A word of caution: True financial wellbeing can’t have an ulterior motive such as selling payroll loans, pensions, pay advances, asset management support, mortgages, EAPs and banking accounts. Without prioritizing skills and knowledge, your people might select incorrect products and services that could cause more damage than good.
Action: Qualify your partners based on key program, business and people considerations.
Outcome: Shortlist of qualified partners capable of delivering your program.
Rallying your stakeholders
Do senior management understand the program’s potential? The activation and success of your program is now dependent on senior management support. Using the information you’ve collated from sections 1-3 in this article, you have all the evidence required to build a strong business case for your program.
Financial wellbeing is a relatively new player so stakeholders may be unaware of the plethora of benefits. The good news is – wellbeing is on everyone’s radar…COVID has pushed wellbeing up the CEO agenda. The C-suite now recognize a shift in people’s attitudes to money and that people’s financial position impacts their mental and physical wellbeing. The door is open on this topic. All that’s needed is an outline of how improved financial wellbeing will have a positive impact on your business. As well as educating your senior management on the challenge you are looking to address.
Is your CEO prioritizing financial wellbeing?

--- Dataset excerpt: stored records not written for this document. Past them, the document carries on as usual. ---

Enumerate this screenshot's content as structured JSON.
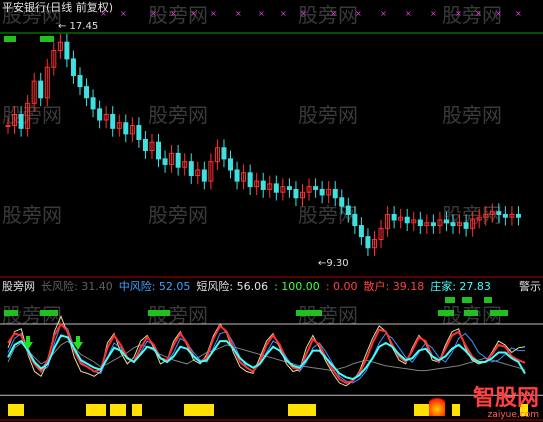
{
  "title": "平安银行(日线 前复权)",
  "price_labels": {
    "high": "17.45",
    "low": "9.30"
  },
  "indicator": {
    "items": [
      {
        "label": "股旁网",
        "color": "#e0e0e0"
      },
      {
        "label": "长风险: 31.40",
        "color": "#606060"
      },
      {
        "label": "中风险: 52.05",
        "color": "#40a0ff"
      },
      {
        "label": "短风险: 56.06",
        "color": "#e0e0e0"
      },
      {
        "label": ": 100.00",
        "color": "#40ff40"
      },
      {
        "label": ": 0.00",
        "color": "#ff4040"
      },
      {
        "label": "散户: 39.18",
        "color": "#ff4040"
      },
      {
        "label": "庄家: 27.83",
        "color": "#40ffff"
      }
    ],
    "right_label": "警示"
  },
  "watermark": "股旁网",
  "logo": {
    "brand": "智股网",
    "url": "zaiyue.com"
  },
  "colors": {
    "up": "#ff3030",
    "down": "#40e0e0",
    "mid": "#4090ff",
    "bg": "#000000"
  },
  "chart_data": [
    {
      "type": "candlestick",
      "title": "平安银行(日线 前复权)",
      "annotations": [
        {
          "text": "17.45",
          "value": 17.45
        },
        {
          "text": "9.30",
          "value": 9.3
        }
      ],
      "ylim": [
        9.0,
        18.0
      ],
      "close": [
        14.2,
        14.6,
        14.1,
        15.0,
        15.8,
        15.2,
        16.3,
        16.9,
        17.2,
        16.6,
        16.0,
        15.6,
        15.2,
        14.8,
        14.4,
        14.6,
        14.1,
        14.3,
        13.9,
        14.2,
        13.7,
        13.3,
        13.6,
        13.0,
        12.8,
        13.2,
        12.7,
        12.9,
        12.4,
        12.6,
        12.2,
        12.9,
        13.4,
        13.0,
        12.6,
        12.2,
        12.5,
        12.0,
        12.2,
        11.9,
        12.1,
        11.8,
        12.0,
        11.9,
        11.6,
        11.8,
        12.0,
        11.9,
        11.7,
        11.9,
        11.6,
        11.3,
        11.0,
        10.6,
        10.2,
        9.8,
        10.1,
        10.5,
        11.0,
        10.8,
        10.9,
        10.7,
        10.8,
        10.6,
        10.7,
        10.6,
        10.8,
        10.7,
        10.6,
        10.7,
        10.5,
        10.8,
        10.9,
        11.0,
        11.1,
        11.0,
        10.9,
        11.0,
        10.9
      ]
    },
    {
      "type": "line",
      "series": [
        {
          "name": "长风险",
          "values": [
            40,
            55,
            60,
            52,
            45,
            38,
            42,
            50,
            58,
            62,
            55,
            48,
            44,
            40,
            35,
            38,
            42,
            46,
            50,
            55,
            58,
            56,
            52,
            48,
            45,
            42,
            40,
            38,
            42,
            46,
            50,
            52,
            55,
            58,
            56,
            54,
            52,
            50,
            48,
            46,
            44,
            42,
            40,
            38,
            36,
            35,
            34,
            33,
            32,
            31,
            33,
            35,
            38,
            40,
            42,
            40,
            38,
            36,
            35,
            34,
            33,
            32,
            31,
            31,
            32,
            33,
            34,
            35,
            36,
            38,
            40,
            42,
            44,
            42,
            40,
            38,
            36,
            34,
            31.4
          ]
        },
        {
          "name": "中风险",
          "values": [
            50,
            65,
            70,
            55,
            40,
            30,
            35,
            60,
            80,
            75,
            55,
            40,
            35,
            30,
            28,
            45,
            60,
            55,
            45,
            40,
            50,
            62,
            58,
            45,
            40,
            50,
            65,
            60,
            50,
            42,
            40,
            55,
            70,
            72,
            60,
            45,
            35,
            30,
            38,
            50,
            62,
            58,
            45,
            35,
            30,
            40,
            55,
            60,
            50,
            38,
            25,
            20,
            18,
            22,
            30,
            45,
            60,
            70,
            65,
            55,
            45,
            40,
            50,
            60,
            55,
            45,
            40,
            50,
            65,
            70,
            62,
            50,
            45,
            40,
            42,
            48,
            55,
            52,
            52.05
          ]
        },
        {
          "name": "短风险",
          "values": [
            55,
            72,
            75,
            48,
            30,
            25,
            40,
            72,
            88,
            70,
            45,
            30,
            28,
            25,
            30,
            60,
            70,
            50,
            38,
            45,
            62,
            68,
            55,
            38,
            42,
            62,
            72,
            58,
            42,
            38,
            48,
            68,
            80,
            70,
            50,
            35,
            30,
            28,
            45,
            62,
            70,
            55,
            38,
            30,
            32,
            55,
            68,
            55,
            40,
            28,
            18,
            15,
            20,
            30,
            48,
            65,
            78,
            72,
            55,
            42,
            38,
            55,
            68,
            60,
            42,
            40,
            58,
            72,
            75,
            55,
            42,
            38,
            40,
            50,
            62,
            58,
            50,
            55,
            56.06
          ]
        },
        {
          "name": "散户",
          "values": [
            60,
            70,
            68,
            50,
            38,
            30,
            42,
            68,
            80,
            72,
            52,
            38,
            35,
            30,
            32,
            55,
            68,
            58,
            45,
            40,
            55,
            66,
            58,
            44,
            42,
            58,
            70,
            60,
            46,
            40,
            45,
            65,
            78,
            72,
            55,
            40,
            34,
            30,
            40,
            58,
            68,
            58,
            42,
            34,
            32,
            48,
            64,
            58,
            44,
            32,
            22,
            18,
            20,
            28,
            42,
            60,
            74,
            72,
            58,
            46,
            40,
            52,
            66,
            62,
            46,
            40,
            54,
            68,
            72,
            58,
            46,
            40,
            40,
            48,
            58,
            56,
            46,
            42,
            39.18
          ]
        },
        {
          "name": "庄家",
          "values": [
            45,
            58,
            62,
            52,
            40,
            33,
            38,
            55,
            68,
            66,
            54,
            42,
            38,
            34,
            32,
            44,
            55,
            52,
            44,
            40,
            48,
            56,
            54,
            44,
            40,
            46,
            56,
            54,
            46,
            40,
            42,
            52,
            62,
            62,
            54,
            44,
            38,
            34,
            38,
            48,
            56,
            52,
            42,
            36,
            34,
            42,
            52,
            52,
            44,
            36,
            28,
            24,
            22,
            26,
            34,
            44,
            56,
            60,
            56,
            48,
            42,
            44,
            52,
            54,
            46,
            42,
            46,
            54,
            58,
            52,
            44,
            40,
            40,
            44,
            50,
            50,
            44,
            40,
            27.83
          ]
        }
      ]
    }
  ]
}
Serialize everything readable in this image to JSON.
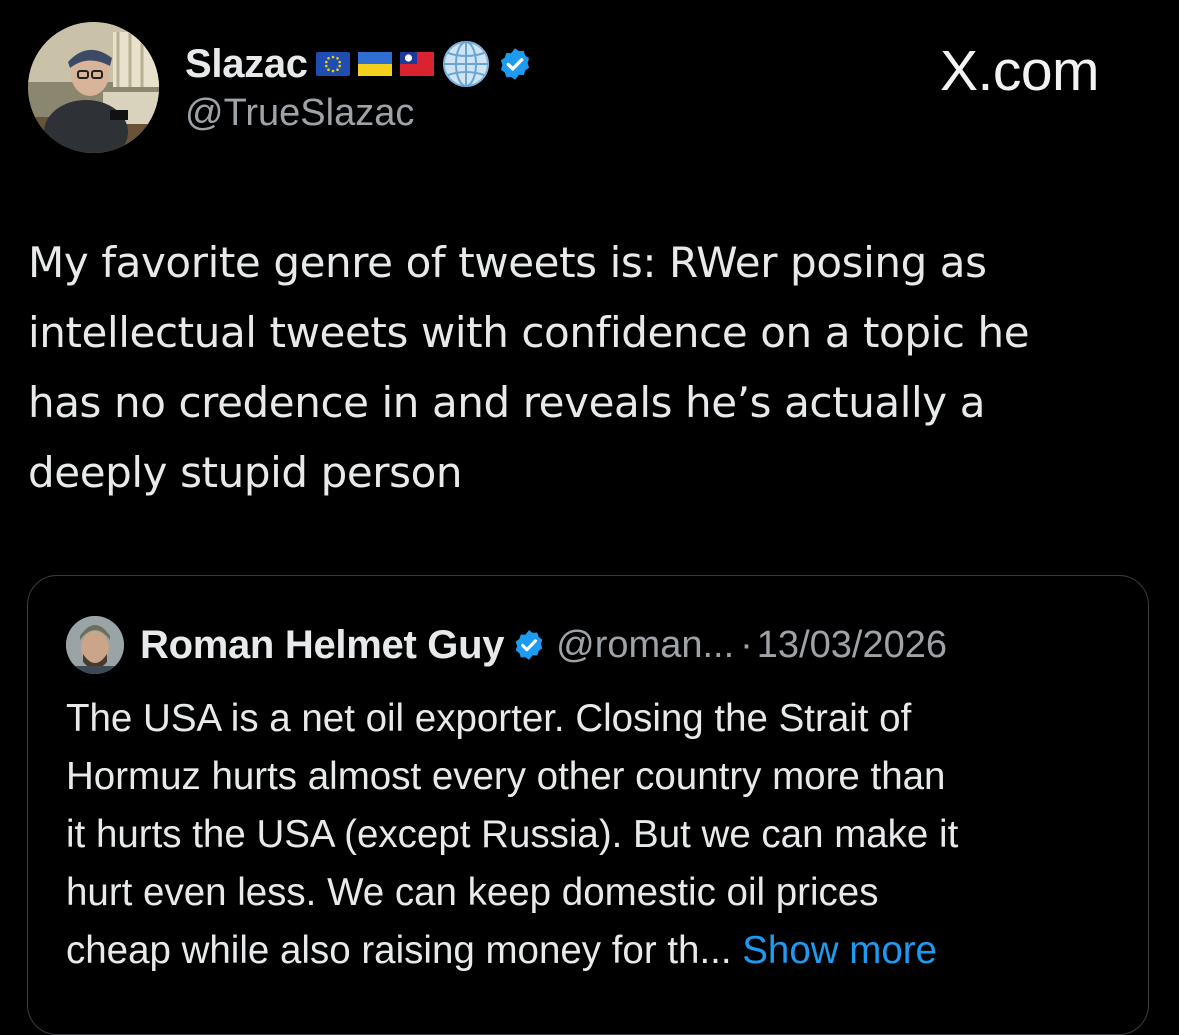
{
  "author": {
    "display_name": "Slazac",
    "handle": "@TrueSlazac",
    "flag_icons": [
      "eu-flag-icon",
      "ukraine-flag-icon",
      "taiwan-flag-icon"
    ],
    "globe_icon": "globe-icon",
    "verified_icon": "verified-badge-icon"
  },
  "watermark": "X.com",
  "tweet": {
    "text": "My favorite genre of tweets is: RWer posing as\nintellectual tweets with confidence on a topic he\nhas no credence in and reveals he’s actually a\ndeeply stupid person"
  },
  "quoted_tweet": {
    "display_name": "Roman Helmet Guy",
    "handle": "@roman...",
    "separator": "·",
    "date": "13/03/2026",
    "text": "The USA is a net oil exporter. Closing the Strait of\nHormuz hurts almost every other country more than\nit hurts the USA (except Russia). But we can make it\nhurt even less. We can keep domestic oil prices\ncheap while also raising money for th...",
    "show_more_label": "Show more"
  },
  "colors": {
    "background": "#000000",
    "text": "#e7e9ea",
    "muted": "#9ea3a8",
    "link": "#1d9bf0",
    "verified": "#1d9bf0",
    "card_border": "#3a3c3f"
  }
}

CEO buy-in is critical at this stage of your planning, and at a later stage you’ll need them to champion your program. When advocacy is heard from the top, employees are more likely to listen. Your CEO will challenge you on the business impact. Luckily you will have the data you have collected from previous sections to convince them.
To help, here’s more evidence from us: Money connects us all and sadly many of us worry about money every week (52%), in fact people with high salaries worry about money just as often as everyone else. This impacts performance, engagement and sickness. Poor financial wellbeing is a business risk and it’s time for the Board to give your team autonomy to deliver a successful financial wellbeing strategy.
Our research revealed that employers who have reported poor financial wellbeing are: seven times more likely to have produced significantly less work, eight times more likely to produce a lower standard of work and four times more likely to be completely disengaged with the company. Not to mention sick days due to financial stress.
Action: Devise a business case with your research, proposed program, business outcomes and risk analysis of not delivering financial wellbeing.
Outcome: Stakeholders on board and advocates of the program.
Jeremy has been at the forefront of innovation in the HR and Reward industry with two decades of experience. Alongside nudge co-founder Tim Perkins, Jeremy recognized that people have an unprecedented level of responsibility for their money, but are lacking confidence and knowledge – and on global scale. People need help and that’s where the idea for nudge was born for an - impartial, global financial education benefit for all - designed to improve people’s financial wellness and overall wellbeing. nudge has grown rapidly, supporting millions of people across the globe with financial education to create brighter financial futures for themselves and their loved ones.